The task
The output should match the data below line for line.

Extracted records
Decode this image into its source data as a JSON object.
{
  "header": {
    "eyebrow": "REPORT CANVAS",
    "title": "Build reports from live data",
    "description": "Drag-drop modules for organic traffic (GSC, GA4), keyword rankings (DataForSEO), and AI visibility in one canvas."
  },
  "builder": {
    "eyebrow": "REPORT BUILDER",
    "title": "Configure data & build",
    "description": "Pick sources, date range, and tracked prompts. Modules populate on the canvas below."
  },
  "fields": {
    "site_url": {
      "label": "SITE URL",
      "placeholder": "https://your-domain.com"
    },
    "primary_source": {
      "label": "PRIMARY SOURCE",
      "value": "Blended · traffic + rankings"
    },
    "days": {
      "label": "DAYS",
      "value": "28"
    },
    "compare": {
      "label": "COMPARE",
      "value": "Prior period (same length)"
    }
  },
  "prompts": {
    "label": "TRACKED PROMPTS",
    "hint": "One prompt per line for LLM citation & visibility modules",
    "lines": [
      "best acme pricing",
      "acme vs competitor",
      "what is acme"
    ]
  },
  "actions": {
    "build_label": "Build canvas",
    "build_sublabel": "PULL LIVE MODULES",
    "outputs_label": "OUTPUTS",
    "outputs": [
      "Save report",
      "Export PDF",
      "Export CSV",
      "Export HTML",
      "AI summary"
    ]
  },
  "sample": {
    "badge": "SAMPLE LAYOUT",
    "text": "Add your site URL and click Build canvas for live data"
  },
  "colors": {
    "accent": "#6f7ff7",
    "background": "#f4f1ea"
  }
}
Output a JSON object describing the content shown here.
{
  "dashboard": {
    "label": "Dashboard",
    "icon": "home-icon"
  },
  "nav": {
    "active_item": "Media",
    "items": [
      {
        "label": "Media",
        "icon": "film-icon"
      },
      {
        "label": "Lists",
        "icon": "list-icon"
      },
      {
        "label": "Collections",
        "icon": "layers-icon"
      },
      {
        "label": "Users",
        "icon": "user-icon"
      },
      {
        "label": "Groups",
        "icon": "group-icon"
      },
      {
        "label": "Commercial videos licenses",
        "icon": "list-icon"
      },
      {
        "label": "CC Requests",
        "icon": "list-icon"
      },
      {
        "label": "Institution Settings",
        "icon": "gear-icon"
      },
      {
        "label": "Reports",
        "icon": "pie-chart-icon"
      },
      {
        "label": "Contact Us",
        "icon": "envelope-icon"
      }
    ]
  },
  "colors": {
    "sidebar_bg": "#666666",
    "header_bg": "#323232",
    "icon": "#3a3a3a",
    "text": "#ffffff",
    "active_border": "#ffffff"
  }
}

Answer to the problem
Decode this image into its source data as a JSON object.
{
  "header": {
    "eyebrow": "REPORT CANVAS",
    "title": "Build reports from live data",
    "description": "Drag-drop modules for organic traffic (GSC, GA4), keyword rankings (DataForSEO), and AI visibility in one canvas."
  },
  "builder": {
    "eyebrow": "REPORT BUILDER",
    "title": "Configure data & build",
    "description": "Pick sources, date range, and tracked prompts. Modules populate on the canvas below."
  },
  "fields": {
    "site_url": {
      "label": "SITE URL",
      "placeholder": "https://your-domain.com"
    },
    "primary_source": {
      "label": "PRIMARY SOURCE",
      "value": "Blended · traffic + rankings"
    },
    "days": {
      "label": "DAYS",
      "value": "28"
    },
    "compare": {
      "label": "COMPARE",
      "value": "Prior period (same length)"
    }
  },
  "prompts": {
    "label": "TRACKED PROMPTS",
    "hint": "One prompt per line for LLM citation & visibility modules",
    "lines": [
      "best acme pricing",
      "acme vs competitor",
      "what is acme"
    ]
  },
  "actions": {
    "build_label": "Build canvas",
    "build_sublabel": "PULL LIVE MODULES",
    "outputs_label": "OUTPUTS",
    "outputs": [
      "Save report",
      "Export PDF",
      "Export CSV",
      "Export HTML",
      "AI summary"
    ]
  },
  "sample": {
    "badge": "SAMPLE LAYOUT",
    "text": "Add your site URL and click Build canvas for live data"
  },
  "colors": {
    "accent": "#6f7ff7",
    "background": "#f4f1ea"
  }
}
Output a JSON object describing the content shown here.
{
  "dashboard": {
    "label": "Dashboard",
    "icon": "home-icon"
  },
  "nav": {
    "active_item": "Media",
    "items": [
      {
        "label": "Media",
        "icon": "film-icon"
      },
      {
        "label": "Lists",
        "icon": "list-icon"
      },
      {
        "label": "Collections",
        "icon": "layers-icon"
      },
      {
        "label": "Users",
        "icon": "user-icon"
      },
      {
        "label": "Groups",
        "icon": "group-icon"
      },
      {
        "label": "Commercial videos licenses",
        "icon": "list-icon"
      },
      {
        "label": "CC Requests",
        "icon": "list-icon"
      },
      {
        "label": "Institution Settings",
        "icon": "gear-icon"
      },
      {
        "label": "Reports",
        "icon": "pie-chart-icon"
      },
      {
        "label": "Contact Us",
        "icon": "envelope-icon"
      }
    ]
  },
  "colors": {
    "sidebar_bg": "#666666",
    "header_bg": "#323232",
    "icon": "#3a3a3a",
    "text": "#ffffff",
    "active_border": "#ffffff"
  }
}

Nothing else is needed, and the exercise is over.